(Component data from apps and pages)
=-=-=-=-=
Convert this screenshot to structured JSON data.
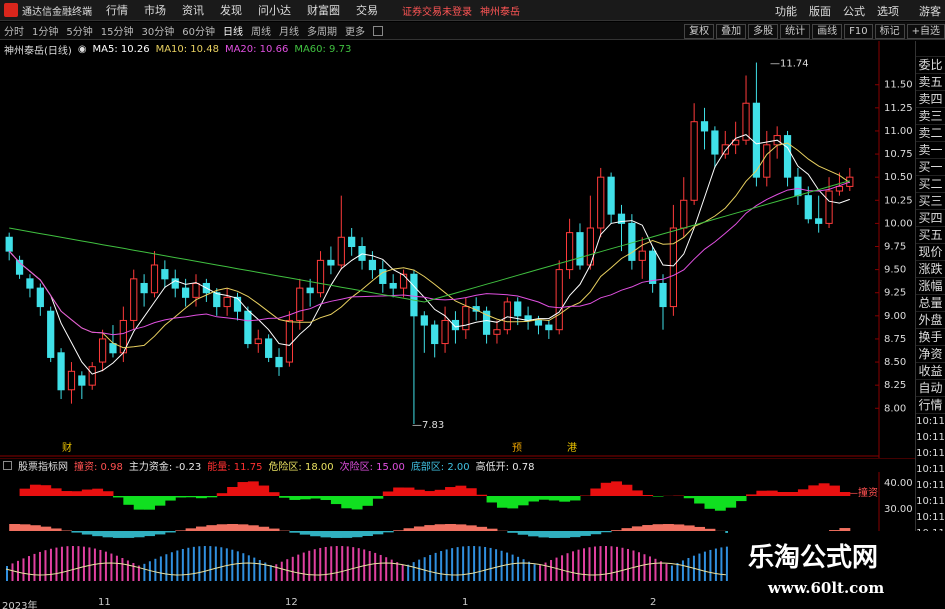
{
  "app": {
    "title": "通达信金融终端",
    "menu": [
      "行情",
      "市场",
      "资讯",
      "发现",
      "问小达",
      "财富圈",
      "交易"
    ],
    "login_notice": "证券交易未登录",
    "stock_name": "神州泰岳",
    "right_menu": [
      "功能",
      "版面",
      "公式",
      "选项"
    ],
    "guest": "游客"
  },
  "periods": [
    "分时",
    "1分钟",
    "5分钟",
    "15分钟",
    "30分钟",
    "60分钟",
    "日线",
    "周线",
    "月线",
    "多周期",
    "更多"
  ],
  "active_period": "日线",
  "toolbar": [
    "复权",
    "叠加",
    "多股",
    "统计",
    "画线",
    "F10",
    "标记",
    "+自选"
  ],
  "ma_legend": {
    "title": "神州泰岳(日线)",
    "ma5": "MA5: 10.26",
    "ma10": "MA10: 10.48",
    "ma20": "MA20: 10.66",
    "ma60": "MA60: 9.73",
    "ma5_color": "#ffffff",
    "ma10_color": "#e8d060",
    "ma20_color": "#e050e0",
    "ma60_color": "#40c040"
  },
  "price_ticks": [
    "11.50",
    "11.25",
    "11.00",
    "10.75",
    "10.50",
    "10.25",
    "10.00",
    "9.75",
    "9.50",
    "9.25",
    "9.00",
    "8.75",
    "8.50",
    "8.25",
    "8.00"
  ],
  "annotations": {
    "high": "11.74",
    "low": "7.83",
    "mark_a": "财",
    "mark_b": "预",
    "mark_c": "港"
  },
  "indicator": {
    "name": "股票指标网",
    "label1": "撞资: 0.98",
    "label2": "主力资金: -0.23",
    "label3": "能量: 11.75",
    "label4": "危险区: 18.00",
    "label5": "次险区: 15.00",
    "label6": "底部区: 2.00",
    "label7": "高低开: 0.78",
    "ticks": [
      "40.00",
      "30.00"
    ],
    "right_label": "撞资"
  },
  "side_panel": {
    "items": [
      "委比",
      "卖五",
      "卖四",
      "卖三",
      "卖二",
      "卖一",
      "买一",
      "买二",
      "买三",
      "买四",
      "买五",
      "现价",
      "涨跌",
      "涨幅",
      "总量",
      "外盘",
      "换手",
      "净资",
      "收益",
      "自动",
      "行情"
    ],
    "times": [
      "10:11",
      "10:11",
      "10:11",
      "10:11",
      "10:11",
      "10:11",
      "10:11",
      "10:11",
      "10:11",
      "10:11"
    ]
  },
  "date_axis": [
    "2023年",
    "11",
    "12",
    "1",
    "2"
  ],
  "watermark": {
    "title": "乐淘公式网",
    "url": "www.60lt.com"
  },
  "chart_data": {
    "type": "candlestick",
    "candles": [
      [
        9.85,
        9.7,
        9.9,
        9.6
      ],
      [
        9.6,
        9.45,
        9.65,
        9.4
      ],
      [
        9.4,
        9.3,
        9.45,
        9.2
      ],
      [
        9.3,
        9.1,
        9.35,
        9.0
      ],
      [
        9.05,
        8.55,
        9.1,
        8.5
      ],
      [
        8.6,
        8.2,
        8.65,
        8.1
      ],
      [
        8.2,
        8.4,
        8.5,
        8.05
      ],
      [
        8.35,
        8.25,
        8.4,
        8.1
      ],
      [
        8.25,
        8.45,
        8.5,
        8.2
      ],
      [
        8.5,
        8.75,
        8.85,
        8.4
      ],
      [
        8.7,
        8.6,
        8.9,
        8.55
      ],
      [
        8.6,
        8.95,
        9.1,
        8.5
      ],
      [
        8.95,
        9.4,
        9.5,
        8.85
      ],
      [
        9.35,
        9.25,
        9.45,
        9.1
      ],
      [
        9.25,
        9.55,
        9.7,
        9.2
      ],
      [
        9.5,
        9.4,
        9.6,
        9.3
      ],
      [
        9.4,
        9.3,
        9.5,
        9.2
      ],
      [
        9.3,
        9.2,
        9.4,
        9.1
      ],
      [
        9.2,
        9.35,
        9.45,
        9.1
      ],
      [
        9.35,
        9.25,
        9.4,
        9.15
      ],
      [
        9.25,
        9.1,
        9.3,
        9.0
      ],
      [
        9.1,
        9.2,
        9.3,
        9.0
      ],
      [
        9.2,
        9.05,
        9.25,
        8.95
      ],
      [
        9.05,
        8.7,
        9.1,
        8.65
      ],
      [
        8.7,
        8.75,
        8.85,
        8.6
      ],
      [
        8.75,
        8.55,
        8.8,
        8.5
      ],
      [
        8.55,
        8.45,
        8.65,
        8.35
      ],
      [
        8.5,
        8.95,
        9.05,
        8.45
      ],
      [
        8.95,
        9.3,
        9.4,
        8.85
      ],
      [
        9.3,
        9.25,
        9.4,
        9.1
      ],
      [
        9.25,
        9.6,
        9.7,
        9.2
      ],
      [
        9.6,
        9.55,
        9.75,
        9.45
      ],
      [
        9.55,
        9.85,
        10.3,
        9.5
      ],
      [
        9.85,
        9.75,
        9.95,
        9.65
      ],
      [
        9.75,
        9.6,
        9.85,
        9.5
      ],
      [
        9.6,
        9.5,
        9.7,
        9.4
      ],
      [
        9.5,
        9.35,
        9.6,
        9.25
      ],
      [
        9.35,
        9.3,
        9.45,
        9.2
      ],
      [
        9.3,
        9.45,
        9.5,
        9.2
      ],
      [
        9.45,
        9.0,
        9.5,
        7.83
      ],
      [
        9.0,
        8.9,
        9.05,
        8.6
      ],
      [
        8.9,
        8.7,
        8.95,
        8.55
      ],
      [
        8.7,
        8.95,
        9.1,
        8.6
      ],
      [
        8.95,
        8.85,
        9.05,
        8.7
      ],
      [
        8.85,
        9.1,
        9.2,
        8.75
      ],
      [
        9.1,
        9.05,
        9.2,
        8.95
      ],
      [
        9.05,
        8.8,
        9.1,
        8.7
      ],
      [
        8.8,
        8.85,
        8.95,
        8.7
      ],
      [
        8.85,
        9.15,
        9.2,
        8.8
      ],
      [
        9.15,
        9.0,
        9.2,
        8.9
      ],
      [
        9.0,
        8.95,
        9.1,
        8.85
      ],
      [
        8.95,
        8.9,
        9.0,
        8.8
      ],
      [
        8.9,
        8.85,
        8.95,
        8.75
      ],
      [
        8.85,
        9.5,
        9.6,
        8.8
      ],
      [
        9.5,
        9.9,
        10.05,
        9.4
      ],
      [
        9.9,
        9.55,
        10.0,
        9.5
      ],
      [
        9.55,
        9.95,
        10.3,
        9.5
      ],
      [
        9.95,
        10.5,
        10.6,
        9.85
      ],
      [
        10.5,
        10.1,
        10.55,
        10.0
      ],
      [
        10.1,
        10.0,
        10.2,
        9.7
      ],
      [
        10.0,
        9.6,
        10.1,
        9.5
      ],
      [
        9.6,
        9.7,
        9.85,
        9.4
      ],
      [
        9.7,
        9.35,
        9.75,
        9.25
      ],
      [
        9.35,
        9.1,
        9.45,
        8.85
      ],
      [
        9.1,
        9.95,
        10.2,
        9.0
      ],
      [
        9.95,
        10.25,
        10.5,
        9.85
      ],
      [
        10.25,
        11.1,
        11.3,
        10.2
      ],
      [
        11.1,
        11.0,
        11.25,
        10.8
      ],
      [
        11.0,
        10.75,
        11.05,
        10.6
      ],
      [
        10.75,
        10.85,
        11.0,
        10.7
      ],
      [
        10.85,
        10.9,
        11.1,
        10.75
      ],
      [
        10.9,
        11.3,
        11.6,
        10.85
      ],
      [
        11.3,
        10.5,
        11.74,
        10.4
      ],
      [
        10.5,
        10.85,
        11.0,
        10.4
      ],
      [
        10.85,
        10.95,
        11.05,
        10.7
      ],
      [
        10.95,
        10.5,
        11.0,
        10.4
      ],
      [
        10.5,
        10.3,
        10.6,
        10.2
      ],
      [
        10.3,
        10.05,
        10.4,
        10.0
      ],
      [
        10.05,
        10.0,
        10.3,
        9.9
      ],
      [
        10.0,
        10.35,
        10.5,
        9.95
      ],
      [
        10.35,
        10.4,
        10.55,
        10.3
      ],
      [
        10.4,
        10.5,
        10.6,
        10.35
      ]
    ],
    "ma_series": [
      "MA5",
      "MA10",
      "MA20",
      "MA60"
    ],
    "ylim": [
      7.7,
      11.8
    ]
  }
}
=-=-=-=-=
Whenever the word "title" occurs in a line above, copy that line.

    "title": "通达信金融终端",
    "title": "神州泰岳(日线)",
    "title": "乐淘公式网",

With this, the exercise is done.